[Records from a data source]
BEGIN
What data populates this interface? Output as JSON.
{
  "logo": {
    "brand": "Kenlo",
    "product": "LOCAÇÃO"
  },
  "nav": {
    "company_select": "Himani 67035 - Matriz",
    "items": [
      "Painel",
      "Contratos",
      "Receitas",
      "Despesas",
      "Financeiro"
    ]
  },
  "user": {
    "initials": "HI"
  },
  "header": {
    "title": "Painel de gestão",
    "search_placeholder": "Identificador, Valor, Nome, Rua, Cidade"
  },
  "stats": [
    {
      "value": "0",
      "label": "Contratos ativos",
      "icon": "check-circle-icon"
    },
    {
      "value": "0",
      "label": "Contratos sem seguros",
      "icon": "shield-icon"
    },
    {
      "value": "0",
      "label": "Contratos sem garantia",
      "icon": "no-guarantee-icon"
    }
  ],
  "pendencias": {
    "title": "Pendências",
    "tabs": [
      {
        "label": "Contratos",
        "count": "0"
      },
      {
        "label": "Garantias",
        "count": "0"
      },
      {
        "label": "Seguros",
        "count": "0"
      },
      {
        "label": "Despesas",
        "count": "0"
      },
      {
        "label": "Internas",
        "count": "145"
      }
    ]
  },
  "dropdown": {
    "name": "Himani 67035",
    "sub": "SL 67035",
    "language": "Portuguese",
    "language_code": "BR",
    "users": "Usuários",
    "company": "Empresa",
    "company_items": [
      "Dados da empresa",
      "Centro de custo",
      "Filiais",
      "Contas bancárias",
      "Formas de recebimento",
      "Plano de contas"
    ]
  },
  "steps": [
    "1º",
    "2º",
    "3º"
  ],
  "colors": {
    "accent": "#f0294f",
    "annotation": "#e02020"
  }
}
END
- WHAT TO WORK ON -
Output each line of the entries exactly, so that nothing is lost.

- SOLVED EXERCISE -
What data populates this interface? Output as JSON.
{
  "logo": {
    "brand": "Kenlo",
    "product": "LOCAÇÃO"
  },
  "nav": {
    "company_select": "Himani 67035 - Matriz",
    "items": [
      "Painel",
      "Contratos",
      "Receitas",
      "Despesas",
      "Financeiro"
    ]
  },
  "user": {
    "initials": "HI"
  },
  "header": {
    "title": "Painel de gestão",
    "search_placeholder": "Identificador, Valor, Nome, Rua, Cidade"
  },
  "stats": [
    {
      "value": "0",
      "label": "Contratos ativos",
      "icon": "check-circle-icon"
    },
    {
      "value": "0",
      "label": "Contratos sem seguros",
      "icon": "shield-icon"
    },
    {
      "value": "0",
      "label": "Contratos sem garantia",
      "icon": "no-guarantee-icon"
    }
  ],
  "pendencias": {
    "title": "Pendências",
    "tabs": [
      {
        "label": "Contratos",
        "count": "0"
      },
      {
        "label": "Garantias",
        "count": "0"
      },
      {
        "label": "Seguros",
        "count": "0"
      },
      {
        "label": "Despesas",
        "count": "0"
      },
      {
        "label": "Internas",
        "count": "145"
      }
    ]
  },
  "dropdown": {
    "name": "Himani 67035",
    "sub": "SL 67035",
    "language": "Portuguese",
    "language_code": "BR",
    "users": "Usuários",
    "company": "Empresa",
    "company_items": [
      "Dados da empresa",
      "Centro de custo",
      "Filiais",
      "Contas bancárias",
      "Formas de recebimento",
      "Plano de contas"
    ]
  },
  "steps": [
    "1º",
    "2º",
    "3º"
  ],
  "colors": {
    "accent": "#f0294f",
    "annotation": "#e02020"
  }
}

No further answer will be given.